Tobacco kills, no matter if it’s in a cigarette, a cigar, a snuff can or a roll-your-own. The “Good News”— About 6% of adolescents age 12 to 17 smoked cigarettes in 2012-2013, down from nearly 13% in 2002-2003, according to a new report from the Substance Abuse and Mental Health Services Administration (SAMHSA). This is a significant decrease and is good news to say the least. These encouraging statistics apply to 49 out of 50 states and the District of Columbia. The only state that did not experience a statistically significant decline is Utah, which has traditionally shown the lowest levels of underage cigarette smoking in the nation. During this period, Utah experienced a slight decline from about 6.6 percent in 2003 to 5.4 percent in 2013.
The decline in underage cigarette smoking during this period is encouraging. What *protective factors can we contribute to this positive change? Education and information is high on the list. Spreading the message to young people about the risks from smoking has made an enormous positive difference. Armed with facts, one can make an informed and positive decision regarding tobacco use, drug and alcohol use and risky behavior. Parent and adult care giver engagement is also high on the list. Decades of research show when parents are involved, young people have:
- Higher grades, test scores, and graduation rates
- Better school attendance
- Increased motivation, better self-esteem
- Lower rates of suspension
- Decreased use of drugs and alcohol
- Fewer instances of violent behavior

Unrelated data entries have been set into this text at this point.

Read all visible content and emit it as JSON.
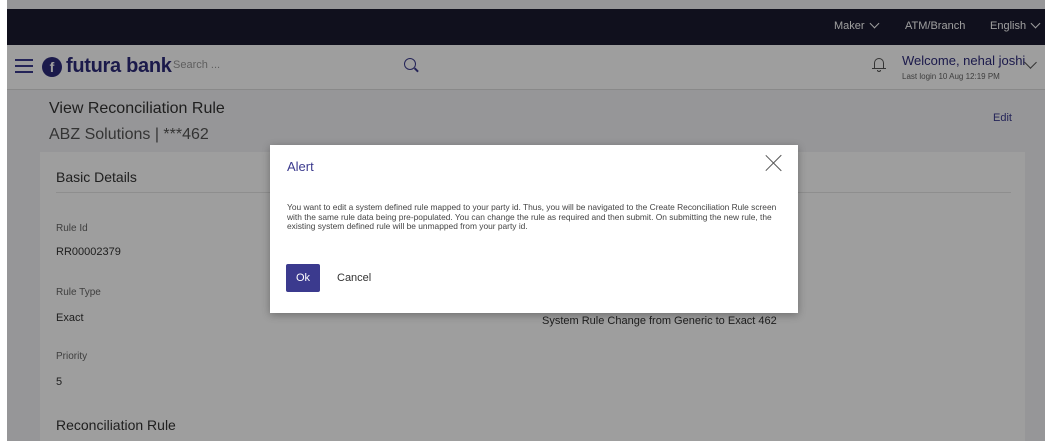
{
  "topbar": {
    "role": "Maker",
    "entity": "ATM/Branch",
    "language": "English"
  },
  "header": {
    "brand": "futura bank",
    "search_placeholder": "Search ...",
    "welcome": "Welcome, nehal joshi",
    "last_login": "Last login 10 Aug 12:19 PM"
  },
  "page": {
    "title": "View Reconciliation Rule",
    "subtitle": "ABZ Solutions | ***462",
    "edit_label": "Edit"
  },
  "basic_details": {
    "title": "Basic Details",
    "fields": [
      {
        "label": "Rule Id",
        "value": "RR00002379"
      },
      {
        "label": "Rule Type",
        "value": "Exact"
      },
      {
        "label": "Priority",
        "value": "5"
      }
    ],
    "description_value": "System Rule Change from Generic to Exact 462"
  },
  "recon_section": {
    "title": "Reconciliation Rule"
  },
  "modal": {
    "title": "Alert",
    "message": "You want to edit a system defined rule mapped to your party id. Thus, you will be navigated to the Create Reconciliation Rule screen with the same rule data being pre-populated. You can change the rule as required and then submit. On submitting the new rule, the existing system defined rule will be unmapped from your party id.",
    "ok_label": "Ok",
    "cancel_label": "Cancel"
  },
  "colors": {
    "brand": "#2d2a7a",
    "primary_button": "#3b3a8e",
    "topbar": "#1b1b2f"
  }
}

Cigarette companies are responding to this changing pattern of consumption by entering other tobacco markets, including acquisition of major U.S. moist snuff manufacturer, Conwood, by R.J. Reynolds, by marketing new snuff and snus products to attract new smokers and new tobacco users. Although used similarly to American dipping tobacco, snus does not typically result in the need for spitting and, unlike naswar, snus is steam-pasteurized.

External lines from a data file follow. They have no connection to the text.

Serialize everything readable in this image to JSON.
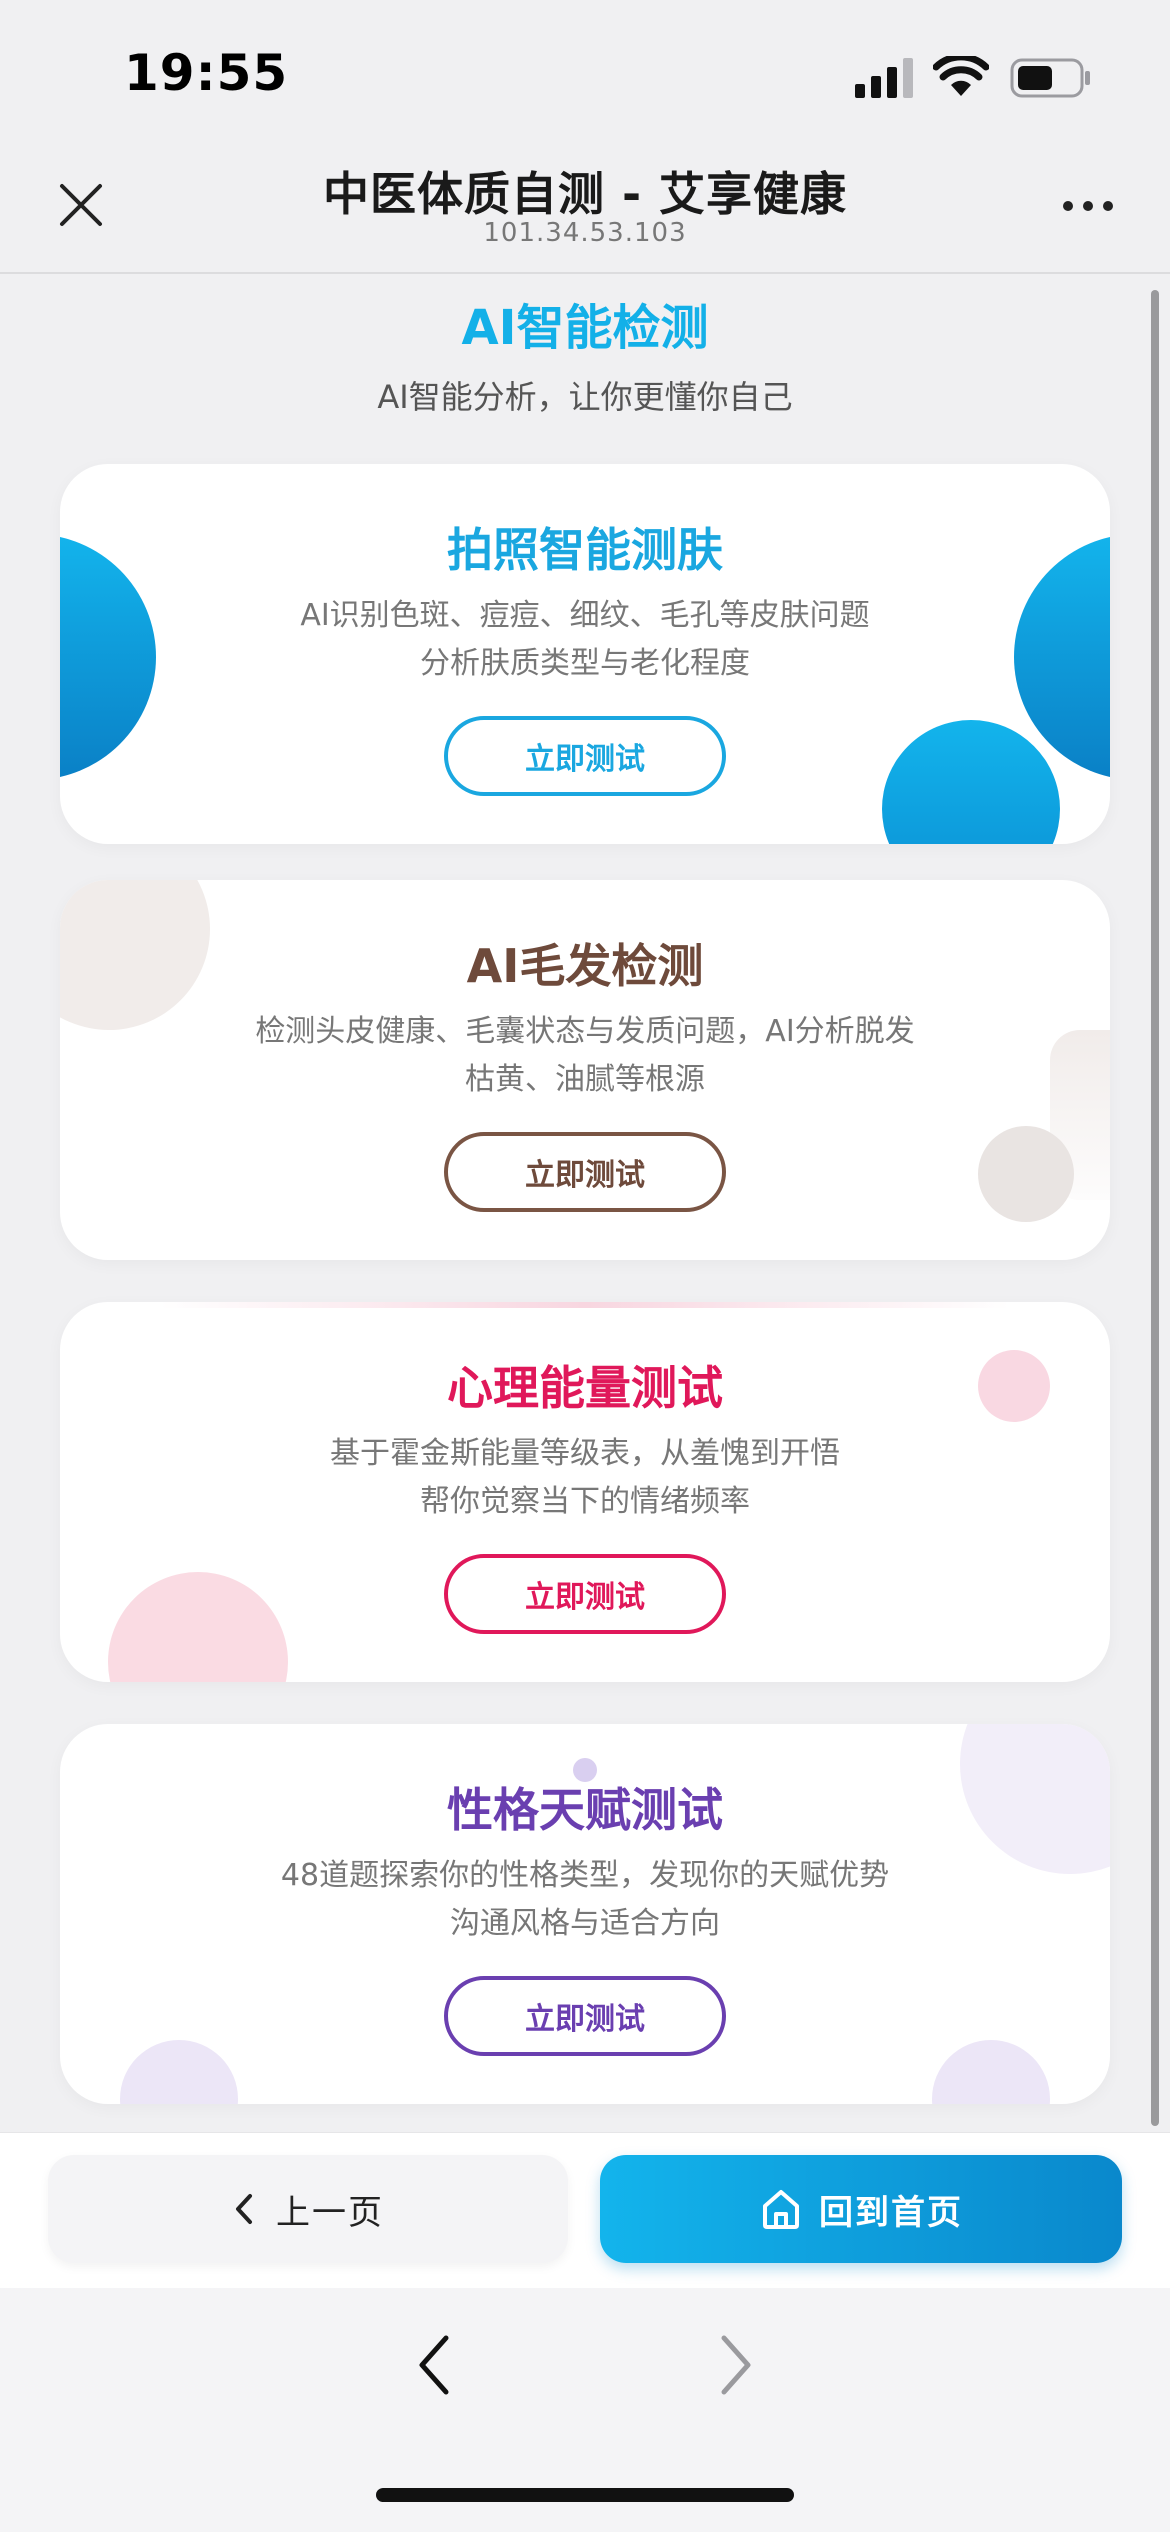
{
  "status_bar": {
    "time": "19:55"
  },
  "header": {
    "title": "中医体质自测 - 艾享健康",
    "subtitle": "101.34.53.103"
  },
  "section": {
    "title": "AI智能检测",
    "subtitle": "AI智能分析，让你更懂你自己"
  },
  "cards": [
    {
      "title": "拍照智能测肤",
      "desc_line1": "AI识别色斑、痘痘、细纹、毛孔等皮肤问题",
      "desc_line2": "分析肤质类型与老化程度",
      "button": "立即测试",
      "color": "#1aa7e0"
    },
    {
      "title": "AI毛发检测",
      "desc_line1": "检测头皮健康、毛囊状态与发质问题，AI分析脱发",
      "desc_line2": "枯黄、油腻等根源",
      "button": "立即测试",
      "color": "#6e4a3b"
    },
    {
      "title": "心理能量测试",
      "desc_line1": "基于霍金斯能量等级表，从羞愧到开悟",
      "desc_line2": "帮你觉察当下的情绪频率",
      "button": "立即测试",
      "color": "#e0185a"
    },
    {
      "title": "性格天赋测试",
      "desc_line1": "48道题探索你的性格类型，发现你的天赋优势",
      "desc_line2": "沟通风格与适合方向",
      "button": "立即测试",
      "color": "#6a3fb0"
    }
  ],
  "action_bar": {
    "prev_label": "上一页",
    "home_label": "回到首页",
    "home_gradient": [
      "#13b4ec",
      "#0a88cc"
    ]
  }
}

*Protective factors are conditions or attributes (skills, strengths, resources, supports or coping strategies) in individuals, families, communities or the larger society that help address family and/or community risk factors more effectively.
- strong and positive family bonds
- parental monitoring of children’s activities and peers
- clear rules of conduct that are consistently enforced within the family
- success in school performance; strong bonds with institutions, such as school and religious organizations
- adoption of conventional norms about drug use
Information from SAMHSA’s website was used in the producing of this article which allowed us to educate and inform our readers.